Michael David Dunn faces up to sixty years in prison for his decision to Stand His Ground against loud music. Dunn fired eight bullets into a parked SUV during an argument about loud music outside a gas station. Dunn, who says he may or may not have been threatened (he is unsure) and may or may not have seen a gun (he is, once again, unsure), unloaded round after round into the SUV, including as the teenagers were fleeing the hail of bullets. Three of the nine bullets that hit the car struck Jordan Davis in the rear passenger seat. Fortunately, none of the others were hit.
Dunn’s girlfriend claims that he told her he hates “that thug music” before she entered the store and he into an alcohol-fueled confrontation with some teenagers who just like their music a little loud. Since he classified the teens as “thugs,” the right-wing “PC” alternative to the “n-word” it would seem that he acted to take a young life solely based on his prejudice and his need to feel empowered by his Second Amendment Stick.
After initiating a confrontation, murdering a teenager and attempting to end the lives of his friends, the murderer and his girlfriend went to a bed and breakfast and ordered some pizza. They had plans, you see, so they could not be bothered to call the police.
On Saturday night, after 32 hours of deliberation the Florida jury convicted Dunn of three counts of second-degree attempted murder, which each carry a 20 year minimum sentence and one count of shooting or throwing a deadly missile–a felony punishable by up to 15 years.
Because it’s Florida, jurors were unable to decide if Dunn actually killed the unarmed black teenager. He will be retried for one count of first-degree murder.
Dunn’s case has drawn many comparisons to the brutal murder of Trayvon Martin. In both cases, an unarmed African American teenager’s life was unjustly curtailed as he was in the midst of normal, everyday activities–Martin, walking home from the store with some skittles and an Arizona watermelon drink and Dunn, sitting outside a store with music on.
Dunn showed no sign of remorse at the trial–in fact, it was quite the opposite. He was overheard asking his lawyer, “How can this be happening?” Apparently, empowered by the botched Zimmerman verdict, Dunn was under the impression that the magic words “I felt scared” would grant him immunity from justice as it did with Trayvon Martin’s murderer.
The defense will be appealing the decision.

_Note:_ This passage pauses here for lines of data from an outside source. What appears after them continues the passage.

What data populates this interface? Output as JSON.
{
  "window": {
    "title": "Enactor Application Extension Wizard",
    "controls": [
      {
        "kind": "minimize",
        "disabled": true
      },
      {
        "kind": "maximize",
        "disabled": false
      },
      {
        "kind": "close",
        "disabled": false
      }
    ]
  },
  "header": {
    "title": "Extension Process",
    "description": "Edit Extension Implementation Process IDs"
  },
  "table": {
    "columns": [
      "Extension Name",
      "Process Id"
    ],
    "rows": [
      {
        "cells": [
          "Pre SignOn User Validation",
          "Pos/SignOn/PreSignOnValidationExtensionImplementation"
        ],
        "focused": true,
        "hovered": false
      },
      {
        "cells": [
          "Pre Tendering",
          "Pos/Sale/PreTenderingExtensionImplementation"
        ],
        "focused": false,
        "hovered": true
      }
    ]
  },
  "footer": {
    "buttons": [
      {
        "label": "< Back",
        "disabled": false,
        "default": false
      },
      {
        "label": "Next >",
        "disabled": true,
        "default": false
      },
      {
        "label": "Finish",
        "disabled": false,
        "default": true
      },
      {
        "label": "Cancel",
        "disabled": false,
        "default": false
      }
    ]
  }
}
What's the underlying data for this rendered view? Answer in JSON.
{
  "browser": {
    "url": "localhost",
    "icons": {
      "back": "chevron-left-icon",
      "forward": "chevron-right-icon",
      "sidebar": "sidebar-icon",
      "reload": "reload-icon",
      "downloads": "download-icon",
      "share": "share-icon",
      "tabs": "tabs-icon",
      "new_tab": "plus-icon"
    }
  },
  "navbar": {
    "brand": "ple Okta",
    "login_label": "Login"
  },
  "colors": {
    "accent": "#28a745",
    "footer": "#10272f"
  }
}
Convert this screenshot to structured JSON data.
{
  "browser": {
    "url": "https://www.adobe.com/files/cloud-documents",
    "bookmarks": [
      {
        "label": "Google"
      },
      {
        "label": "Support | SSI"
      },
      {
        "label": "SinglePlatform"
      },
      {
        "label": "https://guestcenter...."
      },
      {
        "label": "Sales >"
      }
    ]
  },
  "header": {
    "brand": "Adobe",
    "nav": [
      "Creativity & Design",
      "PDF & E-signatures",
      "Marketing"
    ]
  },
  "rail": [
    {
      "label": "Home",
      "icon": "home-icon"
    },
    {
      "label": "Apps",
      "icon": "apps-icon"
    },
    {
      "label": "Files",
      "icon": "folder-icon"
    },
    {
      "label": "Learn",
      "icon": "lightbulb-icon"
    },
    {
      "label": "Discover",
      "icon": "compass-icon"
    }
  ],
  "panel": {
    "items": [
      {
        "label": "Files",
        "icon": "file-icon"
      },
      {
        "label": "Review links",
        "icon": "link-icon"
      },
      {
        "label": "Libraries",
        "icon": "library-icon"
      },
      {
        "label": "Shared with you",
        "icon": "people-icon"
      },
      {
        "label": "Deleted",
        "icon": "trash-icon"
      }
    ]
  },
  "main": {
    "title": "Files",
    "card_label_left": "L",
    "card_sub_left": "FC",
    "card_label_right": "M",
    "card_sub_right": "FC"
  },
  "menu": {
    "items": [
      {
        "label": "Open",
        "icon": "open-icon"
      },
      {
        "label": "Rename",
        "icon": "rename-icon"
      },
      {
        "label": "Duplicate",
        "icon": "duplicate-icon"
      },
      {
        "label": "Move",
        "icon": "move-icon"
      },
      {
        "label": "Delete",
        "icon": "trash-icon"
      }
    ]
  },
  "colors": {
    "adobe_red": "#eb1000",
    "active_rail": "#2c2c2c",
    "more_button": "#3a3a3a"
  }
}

Ron Davis, Jordan’s father, said that Dunn is “going to learn that he must be remorseful for the killing of [his] son.” As Davis pointed out, Dunn will have a lot of time to think about it even without a first degree murder conviction. “Michael Dunn has got minimums of 20 years on one count. Another 20 years on another count. Another minimum 20 years on another count,” he said.